Work to complete: Return every line of the data below that includes the string "JSON".

Records contained in a dataset:
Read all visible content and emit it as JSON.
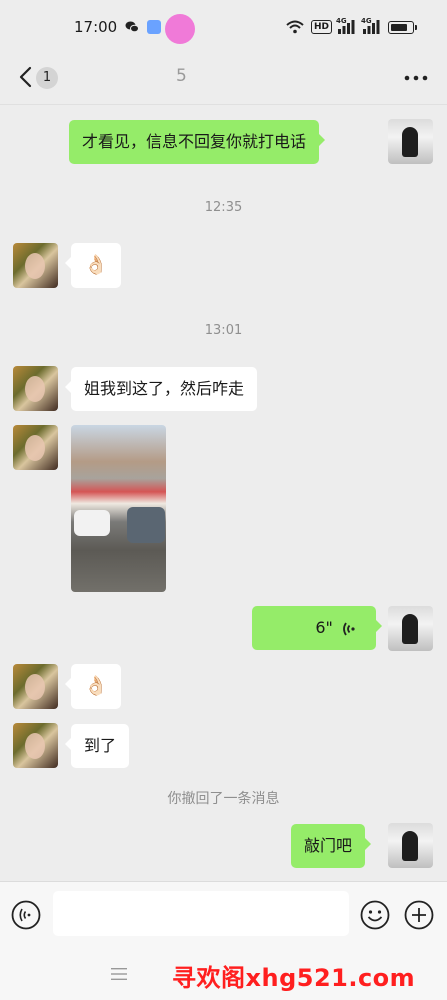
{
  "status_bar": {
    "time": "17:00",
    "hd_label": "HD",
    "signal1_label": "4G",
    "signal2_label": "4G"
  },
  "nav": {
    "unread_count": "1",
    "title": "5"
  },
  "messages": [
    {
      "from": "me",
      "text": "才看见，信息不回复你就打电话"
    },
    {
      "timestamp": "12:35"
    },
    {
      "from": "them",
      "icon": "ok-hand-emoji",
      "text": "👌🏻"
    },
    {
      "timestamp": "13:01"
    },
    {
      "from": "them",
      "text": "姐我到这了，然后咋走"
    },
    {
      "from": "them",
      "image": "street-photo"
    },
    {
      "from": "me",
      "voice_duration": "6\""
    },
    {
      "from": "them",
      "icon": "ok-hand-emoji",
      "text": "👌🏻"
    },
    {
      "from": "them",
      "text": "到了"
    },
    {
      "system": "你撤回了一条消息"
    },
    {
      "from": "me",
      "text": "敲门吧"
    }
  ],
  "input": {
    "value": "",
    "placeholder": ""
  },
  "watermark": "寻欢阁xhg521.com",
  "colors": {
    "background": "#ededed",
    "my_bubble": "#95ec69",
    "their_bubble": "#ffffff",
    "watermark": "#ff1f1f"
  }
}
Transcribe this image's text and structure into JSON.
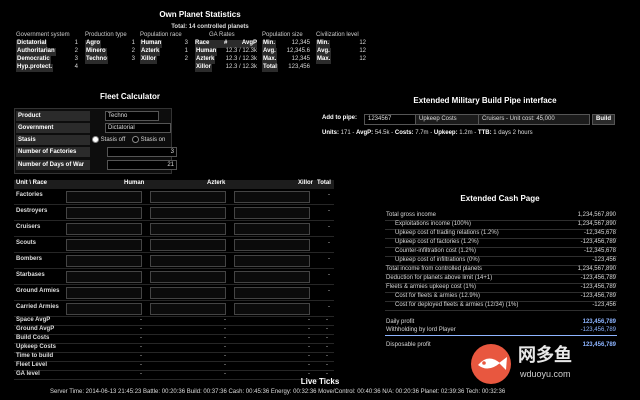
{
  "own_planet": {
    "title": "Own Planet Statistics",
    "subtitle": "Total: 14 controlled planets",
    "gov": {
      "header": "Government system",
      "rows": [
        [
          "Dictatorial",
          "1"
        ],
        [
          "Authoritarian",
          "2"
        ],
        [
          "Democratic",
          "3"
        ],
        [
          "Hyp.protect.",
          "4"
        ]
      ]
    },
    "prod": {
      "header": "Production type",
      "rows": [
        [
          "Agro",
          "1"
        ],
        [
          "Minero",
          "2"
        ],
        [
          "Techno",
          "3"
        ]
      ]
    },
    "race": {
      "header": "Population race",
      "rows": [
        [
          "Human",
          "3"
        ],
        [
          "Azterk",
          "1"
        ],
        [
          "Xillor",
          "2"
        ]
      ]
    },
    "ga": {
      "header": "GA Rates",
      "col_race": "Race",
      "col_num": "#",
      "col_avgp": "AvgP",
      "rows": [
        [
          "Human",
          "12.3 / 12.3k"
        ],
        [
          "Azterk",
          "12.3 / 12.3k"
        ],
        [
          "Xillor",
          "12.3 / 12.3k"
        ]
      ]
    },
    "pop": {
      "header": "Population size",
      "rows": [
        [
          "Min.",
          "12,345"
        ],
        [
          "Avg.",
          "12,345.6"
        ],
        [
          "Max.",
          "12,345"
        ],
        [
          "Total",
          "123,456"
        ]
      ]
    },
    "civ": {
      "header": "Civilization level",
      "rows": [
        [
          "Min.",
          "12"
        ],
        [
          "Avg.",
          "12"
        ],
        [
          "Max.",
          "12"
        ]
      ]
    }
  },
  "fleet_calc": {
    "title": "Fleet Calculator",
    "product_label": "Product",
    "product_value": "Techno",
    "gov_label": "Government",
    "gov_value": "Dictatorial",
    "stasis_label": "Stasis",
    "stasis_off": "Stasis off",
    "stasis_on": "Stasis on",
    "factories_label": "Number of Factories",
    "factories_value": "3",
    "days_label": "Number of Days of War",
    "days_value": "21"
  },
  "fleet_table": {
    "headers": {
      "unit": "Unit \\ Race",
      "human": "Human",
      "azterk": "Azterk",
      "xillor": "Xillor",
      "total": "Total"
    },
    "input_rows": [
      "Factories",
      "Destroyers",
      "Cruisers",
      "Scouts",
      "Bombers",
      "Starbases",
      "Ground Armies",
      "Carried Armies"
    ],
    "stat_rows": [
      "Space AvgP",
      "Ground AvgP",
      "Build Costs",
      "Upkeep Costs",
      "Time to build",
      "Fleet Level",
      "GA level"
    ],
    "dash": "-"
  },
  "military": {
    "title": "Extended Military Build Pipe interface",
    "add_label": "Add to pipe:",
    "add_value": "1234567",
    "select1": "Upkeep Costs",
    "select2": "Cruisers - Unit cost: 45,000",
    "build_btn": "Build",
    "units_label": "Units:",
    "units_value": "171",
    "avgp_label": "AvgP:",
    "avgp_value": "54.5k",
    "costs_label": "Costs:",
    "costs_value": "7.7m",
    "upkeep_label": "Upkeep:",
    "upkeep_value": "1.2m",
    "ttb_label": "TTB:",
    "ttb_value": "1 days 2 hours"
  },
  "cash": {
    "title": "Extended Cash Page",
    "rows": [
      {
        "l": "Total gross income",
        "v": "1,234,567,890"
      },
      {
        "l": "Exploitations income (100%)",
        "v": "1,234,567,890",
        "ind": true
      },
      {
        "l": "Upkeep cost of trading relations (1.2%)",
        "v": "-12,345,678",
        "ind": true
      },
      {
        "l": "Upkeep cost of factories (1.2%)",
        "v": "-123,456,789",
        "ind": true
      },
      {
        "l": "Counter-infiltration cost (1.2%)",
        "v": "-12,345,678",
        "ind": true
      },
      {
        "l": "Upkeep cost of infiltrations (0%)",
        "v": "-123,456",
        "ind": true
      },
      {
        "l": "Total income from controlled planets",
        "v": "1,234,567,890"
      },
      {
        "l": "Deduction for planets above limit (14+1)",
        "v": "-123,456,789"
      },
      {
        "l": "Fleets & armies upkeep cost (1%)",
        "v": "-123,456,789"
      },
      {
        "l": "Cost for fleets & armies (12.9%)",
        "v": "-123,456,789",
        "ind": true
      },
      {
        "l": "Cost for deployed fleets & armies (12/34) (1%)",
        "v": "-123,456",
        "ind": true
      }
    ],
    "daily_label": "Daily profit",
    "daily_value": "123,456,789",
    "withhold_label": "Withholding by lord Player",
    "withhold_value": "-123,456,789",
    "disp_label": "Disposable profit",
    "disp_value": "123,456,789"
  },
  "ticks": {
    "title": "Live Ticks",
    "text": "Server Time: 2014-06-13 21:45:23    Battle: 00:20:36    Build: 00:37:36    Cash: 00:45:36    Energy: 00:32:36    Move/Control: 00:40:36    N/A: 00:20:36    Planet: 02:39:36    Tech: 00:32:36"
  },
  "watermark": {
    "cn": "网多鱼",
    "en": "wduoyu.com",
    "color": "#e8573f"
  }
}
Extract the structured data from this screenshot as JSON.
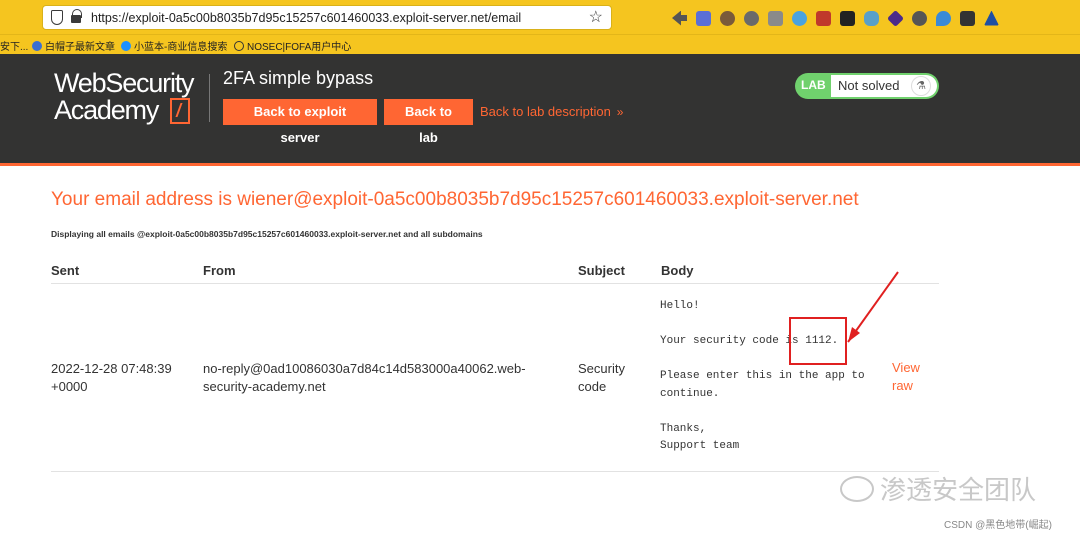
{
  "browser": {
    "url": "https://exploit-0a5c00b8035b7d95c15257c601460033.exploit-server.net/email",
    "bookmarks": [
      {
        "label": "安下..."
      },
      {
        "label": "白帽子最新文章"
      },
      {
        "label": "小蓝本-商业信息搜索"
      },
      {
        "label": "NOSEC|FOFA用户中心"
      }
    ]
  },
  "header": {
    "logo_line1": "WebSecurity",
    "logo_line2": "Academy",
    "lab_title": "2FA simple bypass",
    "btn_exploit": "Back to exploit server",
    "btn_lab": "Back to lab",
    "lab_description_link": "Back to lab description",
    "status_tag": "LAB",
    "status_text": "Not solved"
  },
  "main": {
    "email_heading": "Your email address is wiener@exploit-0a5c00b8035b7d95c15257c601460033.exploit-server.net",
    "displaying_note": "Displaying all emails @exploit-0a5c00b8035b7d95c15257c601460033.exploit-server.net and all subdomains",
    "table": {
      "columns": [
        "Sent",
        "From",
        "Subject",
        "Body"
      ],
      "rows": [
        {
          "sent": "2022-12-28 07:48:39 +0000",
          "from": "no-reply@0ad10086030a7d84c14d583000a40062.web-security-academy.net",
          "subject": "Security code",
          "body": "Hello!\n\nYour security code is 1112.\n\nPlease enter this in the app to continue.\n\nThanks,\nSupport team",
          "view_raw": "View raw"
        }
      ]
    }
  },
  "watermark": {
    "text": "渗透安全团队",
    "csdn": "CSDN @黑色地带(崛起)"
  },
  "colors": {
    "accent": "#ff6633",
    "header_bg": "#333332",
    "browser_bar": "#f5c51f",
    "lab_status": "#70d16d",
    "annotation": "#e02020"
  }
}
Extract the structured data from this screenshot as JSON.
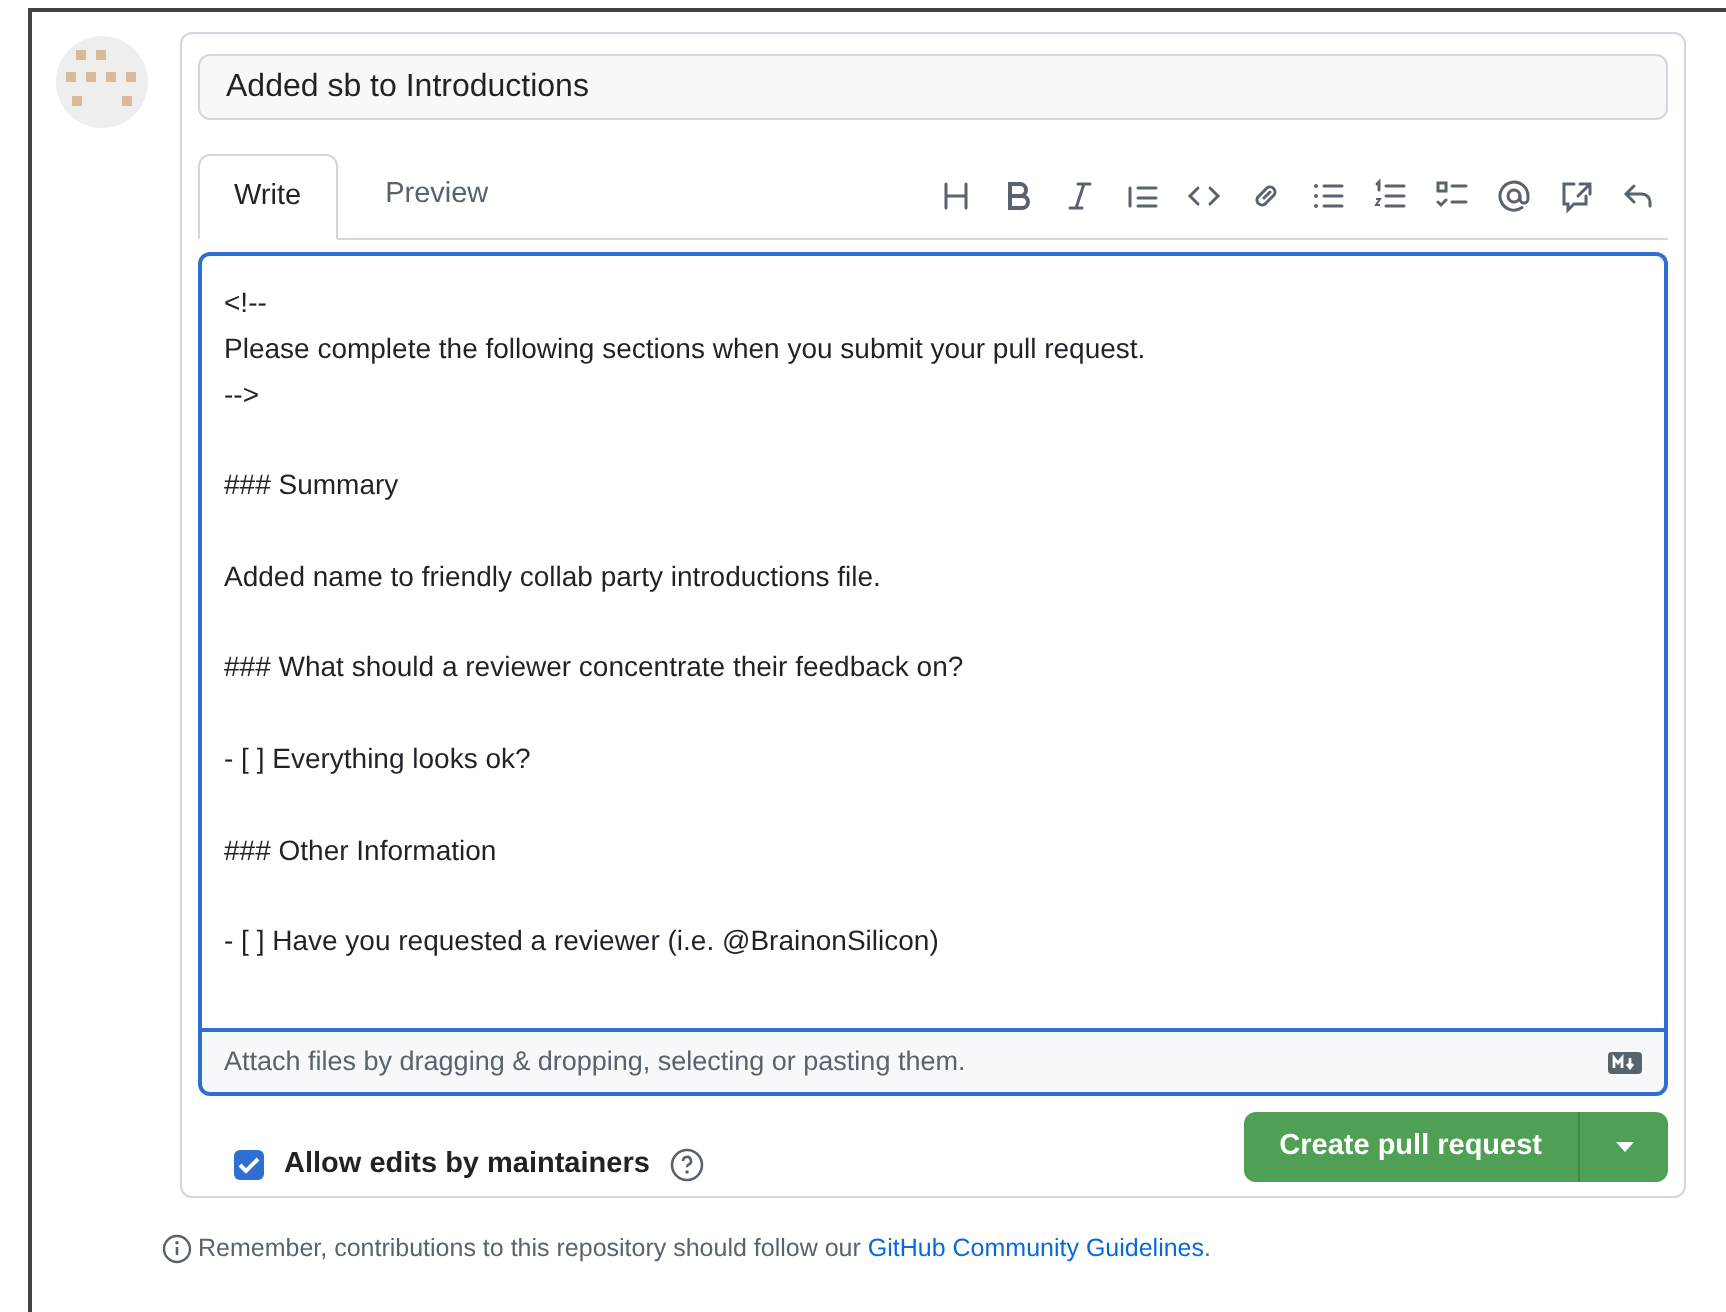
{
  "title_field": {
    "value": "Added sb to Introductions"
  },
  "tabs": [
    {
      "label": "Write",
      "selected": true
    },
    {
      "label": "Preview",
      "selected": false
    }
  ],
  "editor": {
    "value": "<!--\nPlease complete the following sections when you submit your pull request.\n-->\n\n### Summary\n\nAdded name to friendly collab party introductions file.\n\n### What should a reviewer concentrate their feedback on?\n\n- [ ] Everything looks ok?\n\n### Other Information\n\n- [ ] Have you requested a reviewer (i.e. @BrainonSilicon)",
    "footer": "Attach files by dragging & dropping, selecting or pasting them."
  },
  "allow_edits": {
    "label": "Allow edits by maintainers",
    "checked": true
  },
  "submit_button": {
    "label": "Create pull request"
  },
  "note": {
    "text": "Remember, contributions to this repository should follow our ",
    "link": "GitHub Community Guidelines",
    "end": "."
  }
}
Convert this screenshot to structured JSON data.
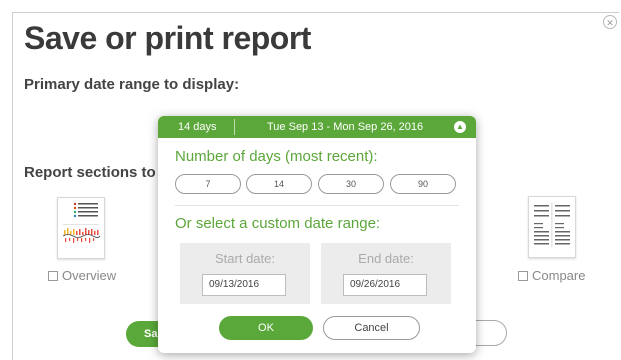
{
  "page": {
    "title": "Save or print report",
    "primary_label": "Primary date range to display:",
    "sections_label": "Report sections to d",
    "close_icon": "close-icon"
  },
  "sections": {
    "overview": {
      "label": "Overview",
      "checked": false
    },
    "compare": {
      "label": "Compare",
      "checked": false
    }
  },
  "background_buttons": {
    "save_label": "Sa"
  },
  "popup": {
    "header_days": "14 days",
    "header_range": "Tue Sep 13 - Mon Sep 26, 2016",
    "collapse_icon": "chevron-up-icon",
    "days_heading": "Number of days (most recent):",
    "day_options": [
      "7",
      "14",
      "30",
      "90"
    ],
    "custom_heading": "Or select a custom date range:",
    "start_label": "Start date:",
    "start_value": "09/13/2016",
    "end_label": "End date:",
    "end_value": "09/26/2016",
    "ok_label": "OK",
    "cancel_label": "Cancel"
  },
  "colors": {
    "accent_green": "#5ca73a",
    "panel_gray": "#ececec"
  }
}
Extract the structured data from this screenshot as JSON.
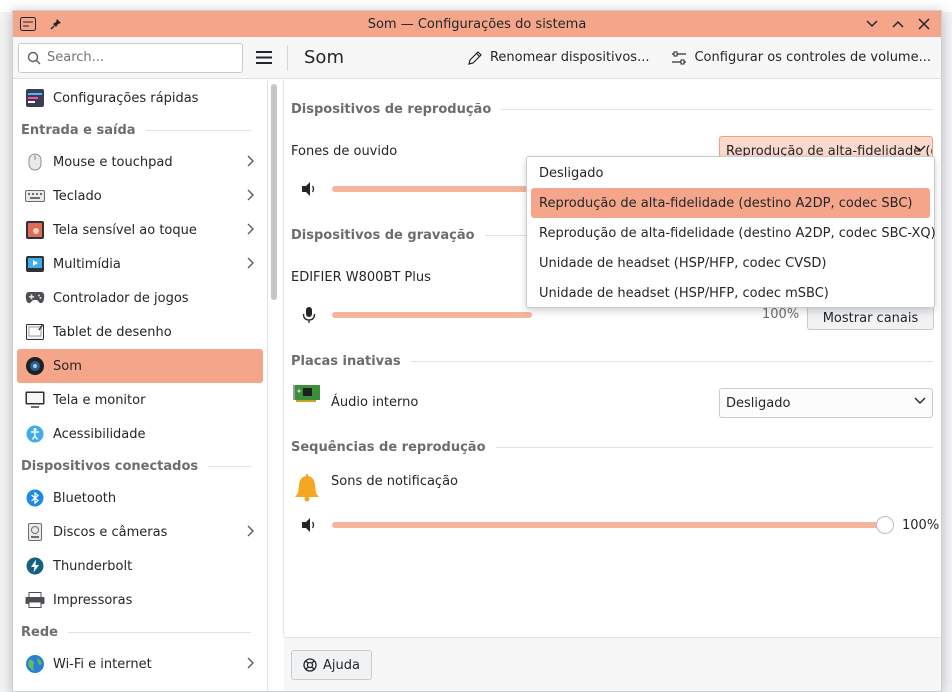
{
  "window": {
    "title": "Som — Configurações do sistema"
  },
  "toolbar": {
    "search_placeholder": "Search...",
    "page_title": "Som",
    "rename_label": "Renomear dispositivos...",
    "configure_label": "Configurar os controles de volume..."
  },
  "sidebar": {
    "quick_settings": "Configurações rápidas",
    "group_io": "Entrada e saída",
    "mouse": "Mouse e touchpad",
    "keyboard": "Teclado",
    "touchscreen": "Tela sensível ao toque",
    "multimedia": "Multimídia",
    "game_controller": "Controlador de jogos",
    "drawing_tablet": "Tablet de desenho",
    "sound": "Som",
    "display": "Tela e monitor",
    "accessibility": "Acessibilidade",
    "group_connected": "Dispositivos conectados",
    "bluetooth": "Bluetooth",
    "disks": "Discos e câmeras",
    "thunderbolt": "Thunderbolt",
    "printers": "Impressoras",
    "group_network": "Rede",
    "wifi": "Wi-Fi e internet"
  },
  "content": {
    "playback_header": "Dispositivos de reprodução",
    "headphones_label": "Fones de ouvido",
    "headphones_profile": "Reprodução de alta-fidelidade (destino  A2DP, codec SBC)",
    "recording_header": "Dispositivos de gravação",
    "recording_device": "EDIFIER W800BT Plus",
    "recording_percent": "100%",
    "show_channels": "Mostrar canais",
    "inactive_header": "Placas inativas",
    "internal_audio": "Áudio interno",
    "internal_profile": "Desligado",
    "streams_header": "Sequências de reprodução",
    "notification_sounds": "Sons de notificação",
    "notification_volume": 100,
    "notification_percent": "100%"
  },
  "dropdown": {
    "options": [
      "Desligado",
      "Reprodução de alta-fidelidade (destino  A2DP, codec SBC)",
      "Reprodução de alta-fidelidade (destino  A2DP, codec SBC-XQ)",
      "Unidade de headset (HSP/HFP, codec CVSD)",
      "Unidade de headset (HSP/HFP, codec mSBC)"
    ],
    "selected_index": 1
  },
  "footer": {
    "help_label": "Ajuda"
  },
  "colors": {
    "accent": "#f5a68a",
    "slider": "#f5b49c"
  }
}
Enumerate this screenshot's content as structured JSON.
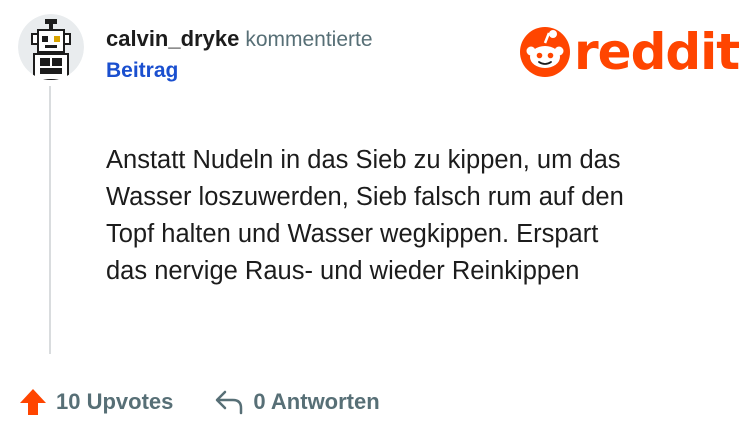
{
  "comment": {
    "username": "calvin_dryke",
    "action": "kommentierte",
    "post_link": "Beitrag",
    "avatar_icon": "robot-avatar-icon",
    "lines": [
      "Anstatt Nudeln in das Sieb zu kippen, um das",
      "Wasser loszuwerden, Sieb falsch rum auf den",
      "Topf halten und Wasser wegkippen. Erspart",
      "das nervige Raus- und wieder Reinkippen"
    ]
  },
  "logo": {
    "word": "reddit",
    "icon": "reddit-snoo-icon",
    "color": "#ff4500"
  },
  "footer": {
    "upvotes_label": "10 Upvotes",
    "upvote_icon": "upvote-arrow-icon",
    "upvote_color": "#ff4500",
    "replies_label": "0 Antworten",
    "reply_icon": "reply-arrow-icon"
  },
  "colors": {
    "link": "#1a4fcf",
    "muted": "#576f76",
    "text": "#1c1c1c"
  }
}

Problem solution:
Read all visible content and emit it as JSON.
Transcribe this image's text and structure into JSON.
Extract the structured data from this screenshot as JSON.
Extract the structured data from this screenshot as JSON.
Convert this screenshot to structured JSON data.
Extract the structured data from this screenshot as JSON.
Enumerate this screenshot's content as structured JSON.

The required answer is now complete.